Road GID proposed for Lyon County

Karen Woodmansee
Appeal Staff Writer
Amy Lisenbe/Nevada Appeal Matt Taylor of the Lyon County Road Department uses a blade to cut out the washboard on Fort Churchill Road Monday afternoon in Dayton as he begins the process of resurfacing the road.

Lyon County taxpayers may be asked to pay a little more – in the form of taxes to a Road General Improvement District.

Lyon County commissioners last week voted unanimously to direct staff to draft a resolution that would create a GID to pay for roads in all areas of the county except for Fernley and Yerington.

Road Manager Gary Fried said the GID is necessary because the cost of road building has risen much faster than revenues from the gasoline tax.

“The cost of road construction is continuing to rise,” he said. “It has gone up 33 percent in the last year, and our dwindling gas tax dollar has not increased since 1989. We’re getting less done for more dollars.”

Fried said there are many county roads in need of repair, particularly Dayton Valley Road in Dayton, Affonso Road, Cash Drive and Industrial Parkway in Mound House and the Ramsey Weeks Cutoff in Silver Springs.
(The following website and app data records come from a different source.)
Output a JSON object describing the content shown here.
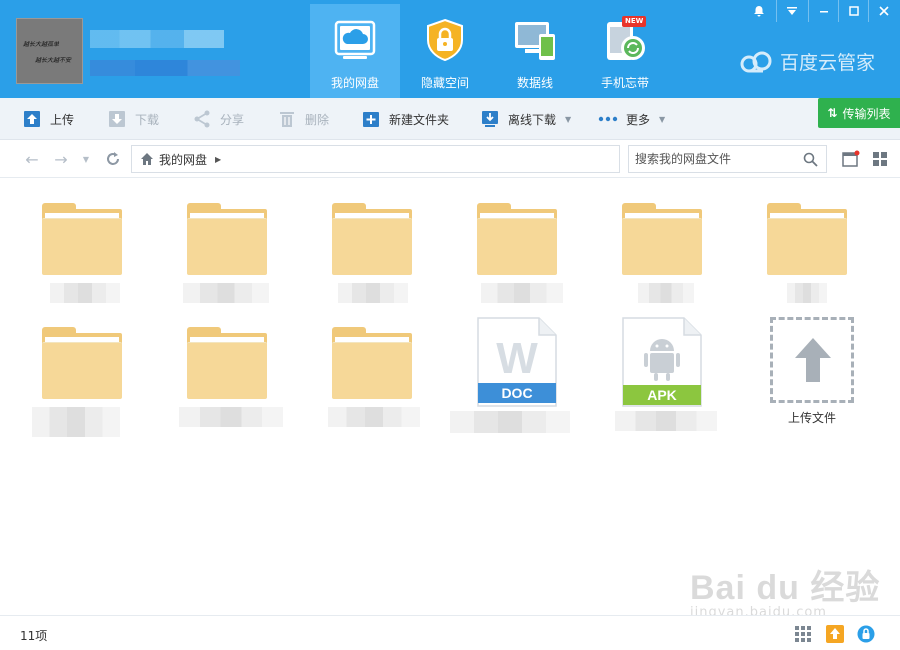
{
  "header": {
    "avatar_line1": "越长大越孤单",
    "avatar_line2": "越长大越不安",
    "tabs": [
      {
        "label": "我的网盘",
        "icon": "cloud-drive-icon",
        "active": true
      },
      {
        "label": "隐藏空间",
        "icon": "lock-shield-icon",
        "active": false
      },
      {
        "label": "数据线",
        "icon": "devices-icon",
        "active": false
      },
      {
        "label": "手机忘带",
        "icon": "phone-sync-icon",
        "active": false,
        "badge": "NEW"
      }
    ],
    "brand": "百度云管家"
  },
  "toolbar": {
    "upload": "上传",
    "download": "下载",
    "share": "分享",
    "delete": "删除",
    "new_folder": "新建文件夹",
    "offline_download": "离线下载",
    "more": "更多",
    "transfer_list": "传输列表"
  },
  "address": {
    "path": "我的网盘",
    "search_placeholder": "搜索我的网盘文件"
  },
  "files": {
    "doc_ext": "DOC",
    "apk_ext": "APK",
    "upload_label": "上传文件"
  },
  "status": {
    "count": "11项"
  },
  "watermark": {
    "line1": "Bai du 经验",
    "line2": "jingyan.baidu.com"
  },
  "colors": {
    "header_bg": "#2b9fe8",
    "active_tab": "#4eb3f2",
    "toolbar_bg": "#eef3f8",
    "transfer_green": "#2fb14e",
    "folder": "#f6d898",
    "doc_blue": "#3d8fd8",
    "apk_green": "#8cc63f"
  }
}
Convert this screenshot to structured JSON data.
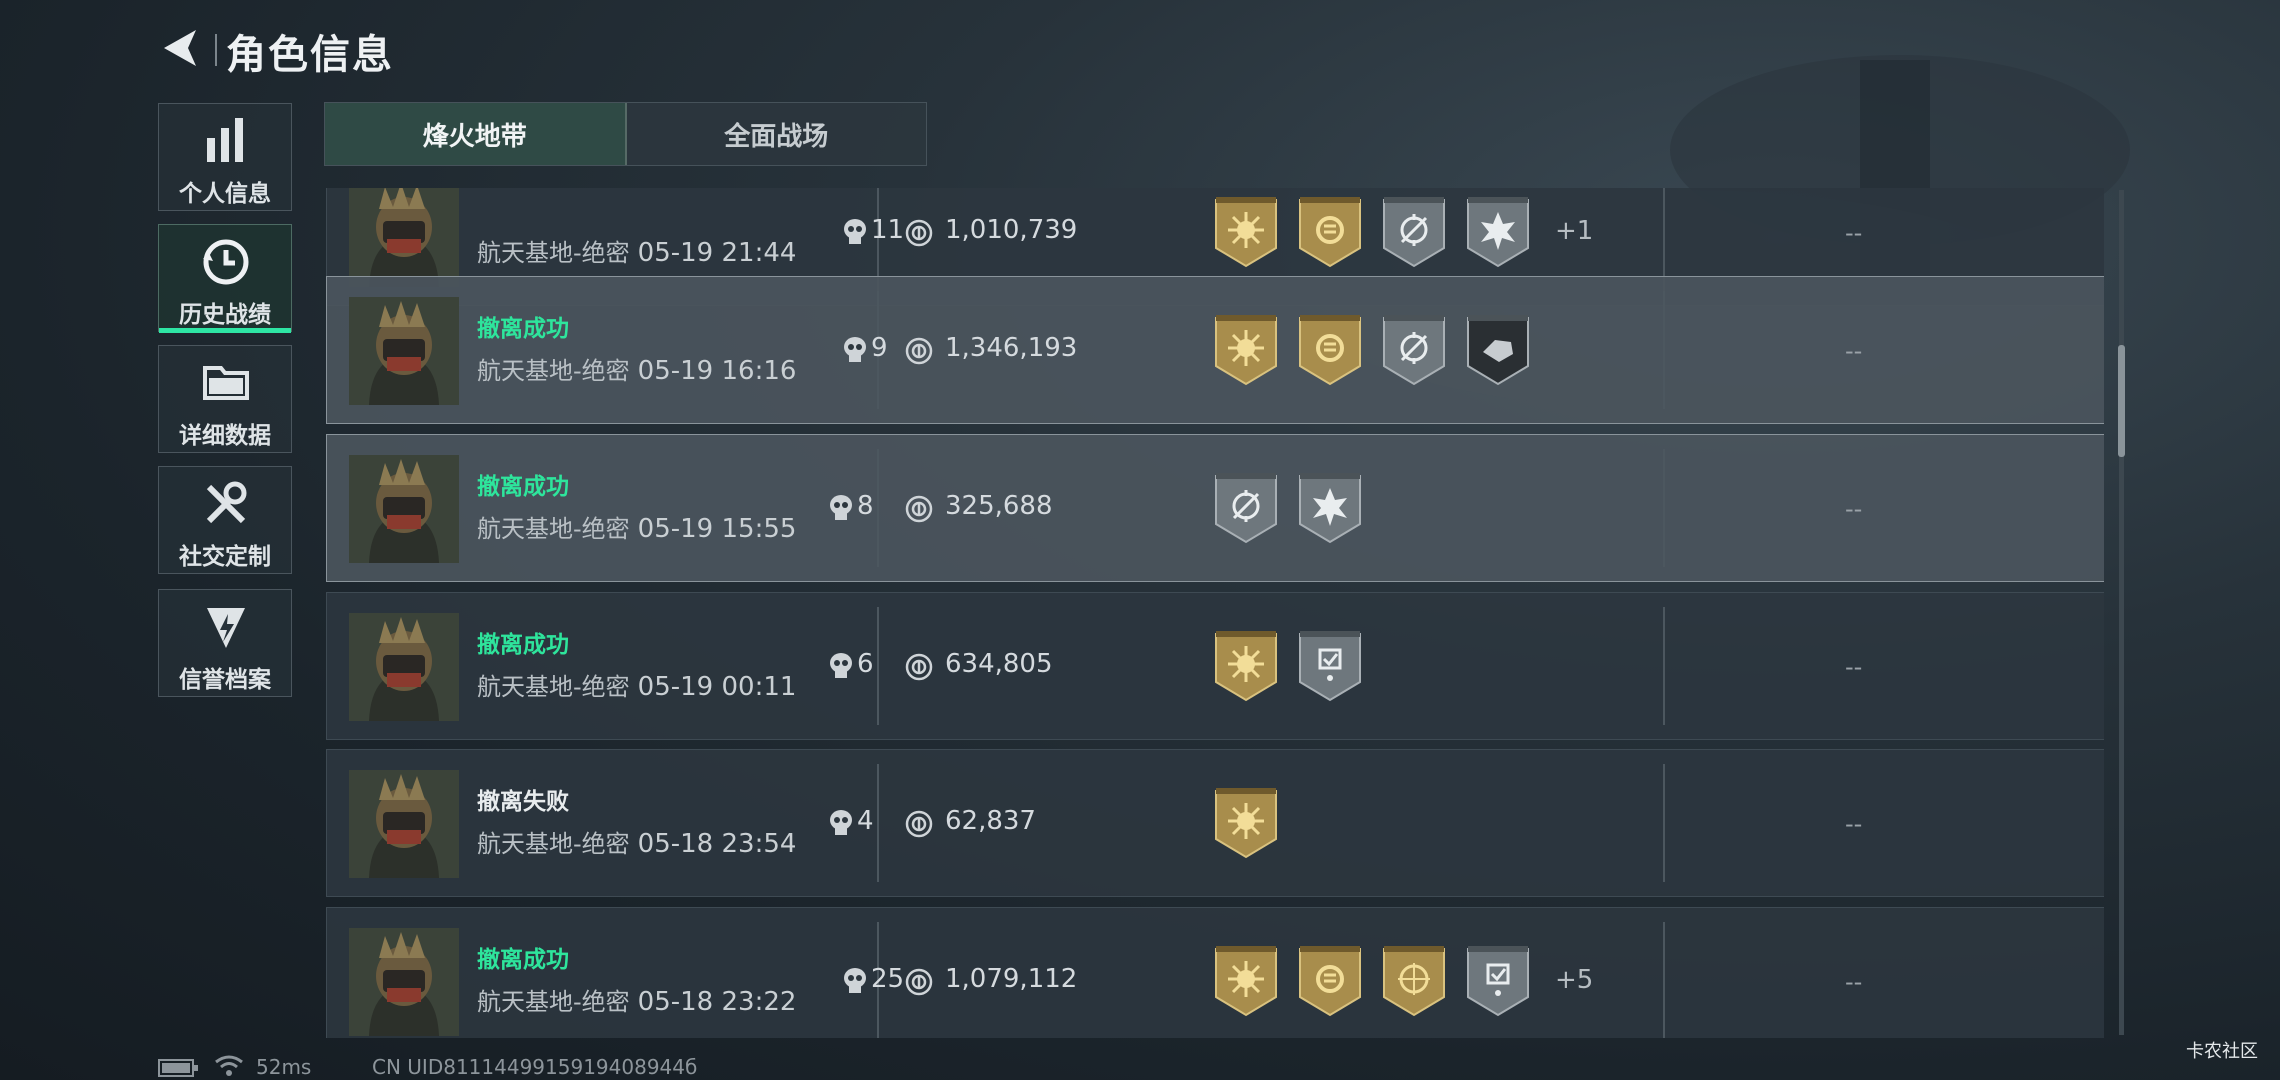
{
  "header": {
    "title": "角色信息"
  },
  "sidebar": {
    "items": [
      {
        "label": "个人信息",
        "icon": "bar-chart-icon"
      },
      {
        "label": "历史战绩",
        "icon": "history-clock-icon"
      },
      {
        "label": "详细数据",
        "icon": "folder-icon"
      },
      {
        "label": "社交定制",
        "icon": "tools-icon"
      },
      {
        "label": "信誉档案",
        "icon": "shield-bolt-icon"
      }
    ]
  },
  "tabs": [
    {
      "label": "烽火地带"
    },
    {
      "label": "全面战场"
    }
  ],
  "rows": [
    {
      "status": "",
      "location": "航天基地-绝密",
      "time": "05-19 21:44",
      "value": "1,010,739",
      "kills": "11",
      "plus": "+1",
      "result": "--"
    },
    {
      "status": "撤离成功",
      "location": "航天基地-绝密",
      "time": "05-19 16:16",
      "value": "1,346,193",
      "kills": "9",
      "plus": "",
      "result": "--"
    },
    {
      "status": "撤离成功",
      "location": "航天基地-绝密",
      "time": "05-19 15:55",
      "value": "325,688",
      "kills": "8",
      "plus": "",
      "result": "--"
    },
    {
      "status": "撤离成功",
      "location": "航天基地-绝密",
      "time": "05-19 00:11",
      "value": "634,805",
      "kills": "6",
      "plus": "",
      "result": "--"
    },
    {
      "status": "撤离失败",
      "location": "航天基地-绝密",
      "time": "05-18 23:54",
      "value": "62,837",
      "kills": "4",
      "plus": "",
      "result": "--"
    },
    {
      "status": "撤离成功",
      "location": "航天基地-绝密",
      "time": "05-18 23:22",
      "value": "1,079,112",
      "kills": "25",
      "plus": "+5",
      "result": "--"
    }
  ],
  "footer": {
    "ping": "52ms",
    "uid": "CN UID8111449915919408944б"
  },
  "watermark": "卡农社区",
  "colors": {
    "accent": "#2ee5a4",
    "success": "#2ee59c",
    "gold_badge": "#b49a55",
    "silver_badge": "#7f878d"
  }
}
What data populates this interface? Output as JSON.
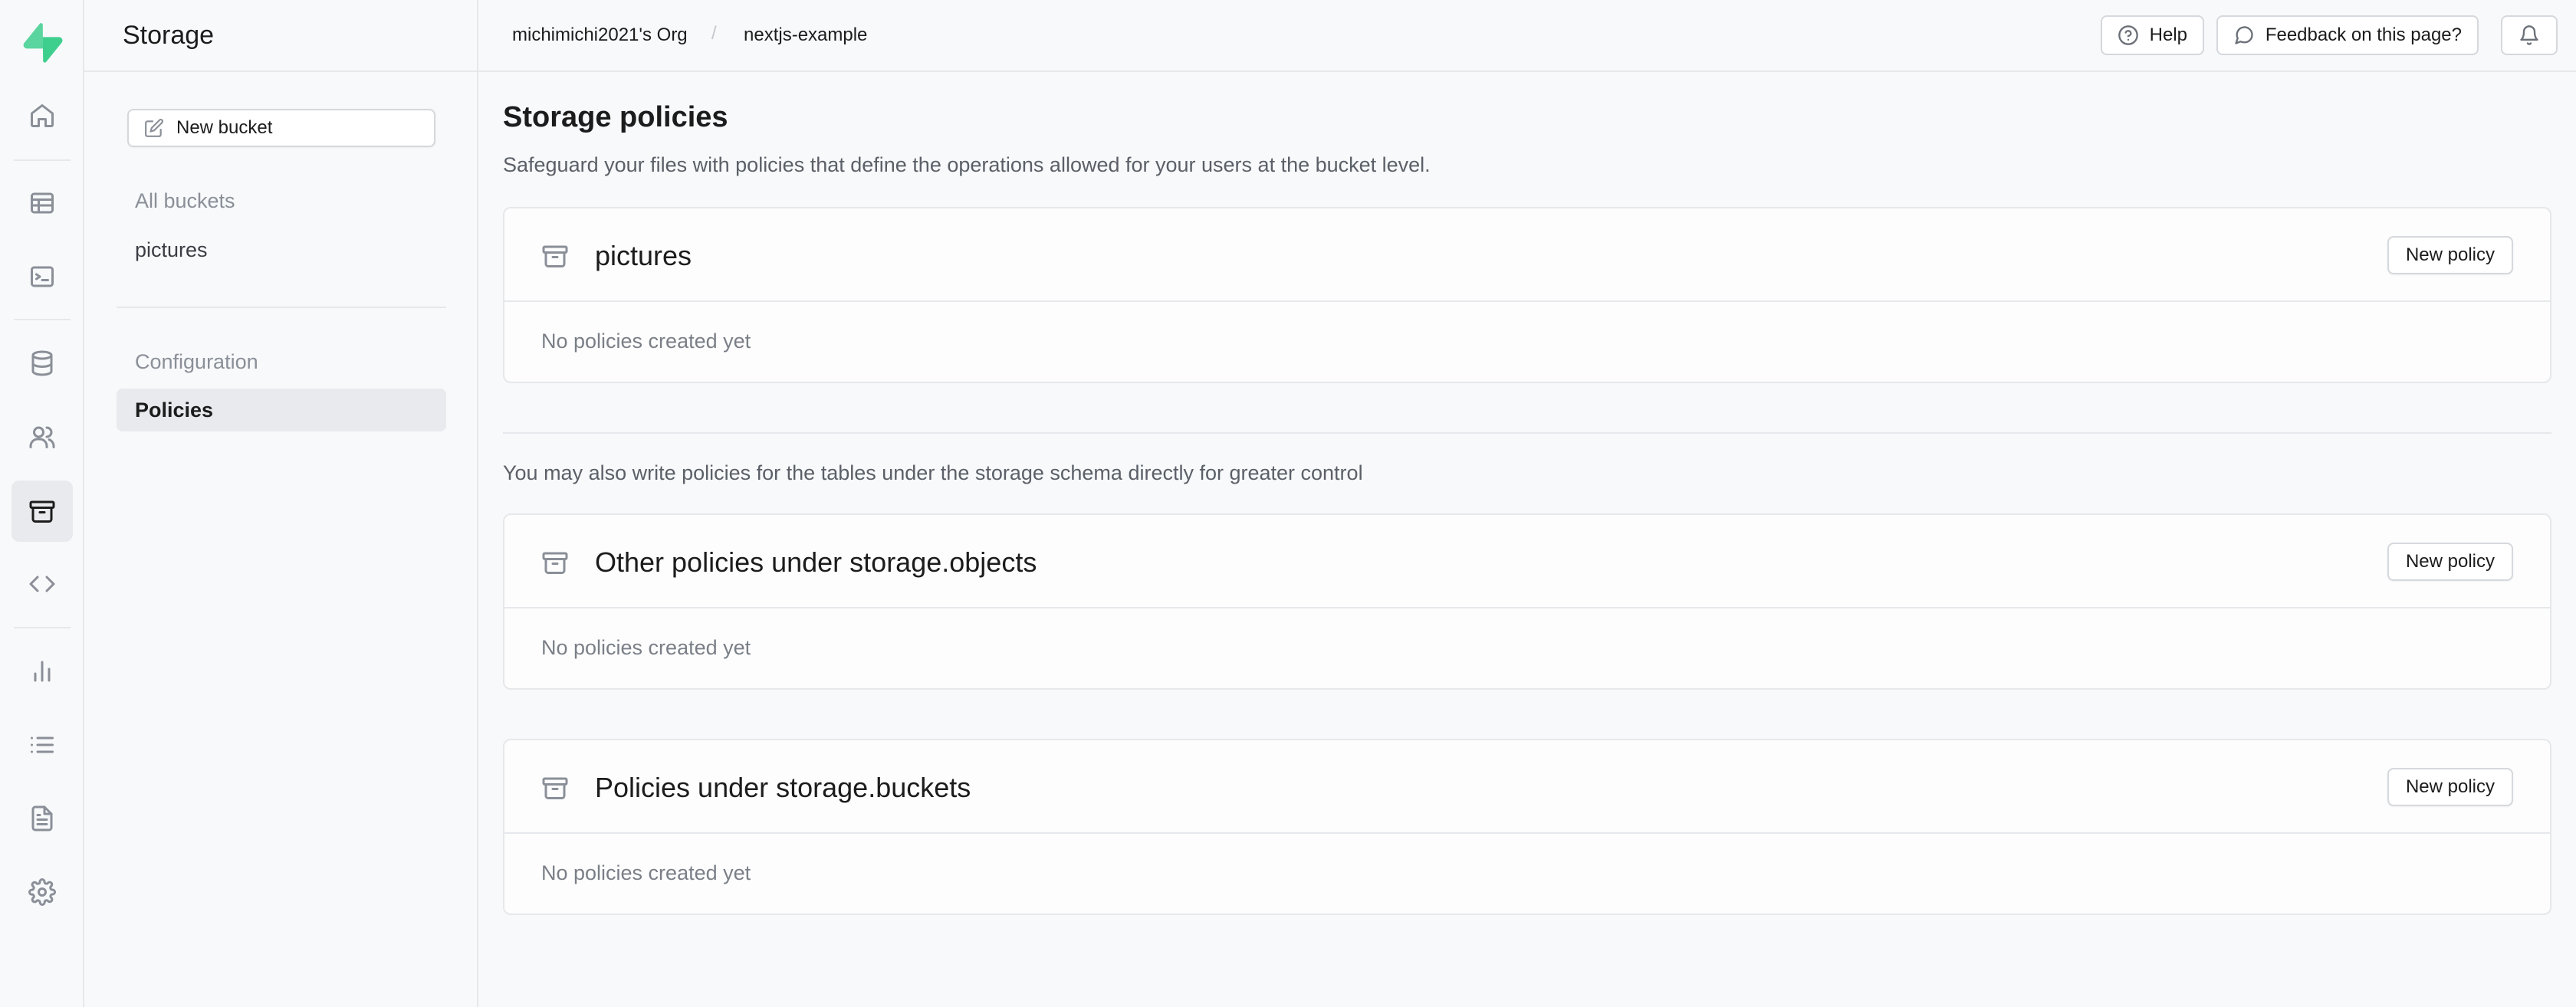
{
  "rail": {
    "logo": "supabase-logo",
    "items": [
      {
        "name": "home",
        "icon": "home-icon"
      },
      {
        "name": "table-editor",
        "icon": "table-icon"
      },
      {
        "name": "sql-editor",
        "icon": "terminal-icon"
      },
      {
        "name": "database",
        "icon": "database-icon"
      },
      {
        "name": "authentication",
        "icon": "users-icon"
      },
      {
        "name": "storage",
        "icon": "archive-icon",
        "active": true
      },
      {
        "name": "edge-functions",
        "icon": "code-icon"
      },
      {
        "name": "reports",
        "icon": "bar-chart-icon"
      },
      {
        "name": "logs",
        "icon": "list-icon"
      },
      {
        "name": "api-docs",
        "icon": "document-icon"
      },
      {
        "name": "settings",
        "icon": "gear-icon"
      }
    ]
  },
  "menu": {
    "title": "Storage",
    "new_bucket_label": "New bucket",
    "buckets": [
      "All buckets",
      "pictures"
    ],
    "section_label": "Configuration",
    "config_items": [
      "Policies"
    ]
  },
  "topbar": {
    "org": "michimichi2021's Org",
    "separator": "/",
    "project": "nextjs-example",
    "help_label": "Help",
    "feedback_label": "Feedback on this page?"
  },
  "main": {
    "title": "Storage policies",
    "subtitle": "Safeguard your files with policies that define the operations allowed for your users at the bucket level.",
    "note": "You may also write policies for the tables under the storage schema directly for greater control",
    "panels": [
      {
        "title": "pictures",
        "button": "New policy",
        "empty": "No policies created yet"
      },
      {
        "title": "Other policies under storage.objects",
        "button": "New policy",
        "empty": "No policies created yet"
      },
      {
        "title": "Policies under storage.buckets",
        "button": "New policy",
        "empty": "No policies created yet"
      }
    ]
  },
  "colors": {
    "brand": "#3ecf8e",
    "background": "#f8f9fa",
    "border": "#e6e8eb"
  }
}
The commissioners did not set a tax rate.

Road repair is paid for now out of the gasoline taxes and the county’s general fund.

Counties can form GIDs, according to NRS 318, but the commission must first approve a resolution to that effect.

The commissioners then must unanimously approve the resolution, after which they must see if the two cities, Fernley and Yerington, want to annex the proposed GID areas that are within seven miles of their boundaries.

To continue the GID process, the cities’ officials would have to not only decline to do so, but take action supporting the formation of the GID.

A commissioner then proposes the ordinance, and notices of public hearings are mailed to all residents in the proposed GID boundary.

Two public hearings will take place, and commissioners will vote after the second.

Lyon County comptroller Josh Foli said the tax rate would be 20 cents per $100 of assessed valuation or less, Foli said, with the full 20-cent rate expected to raise $1.75 million. He said there is 22 cents available under the state tax cap.

That amount will not bring all the roads up to the ideal maintenance standard, he said, since road officials estimated that $53 million worth of work is needed.

• Contact reporter Karen Woodmansee at or 881-7351.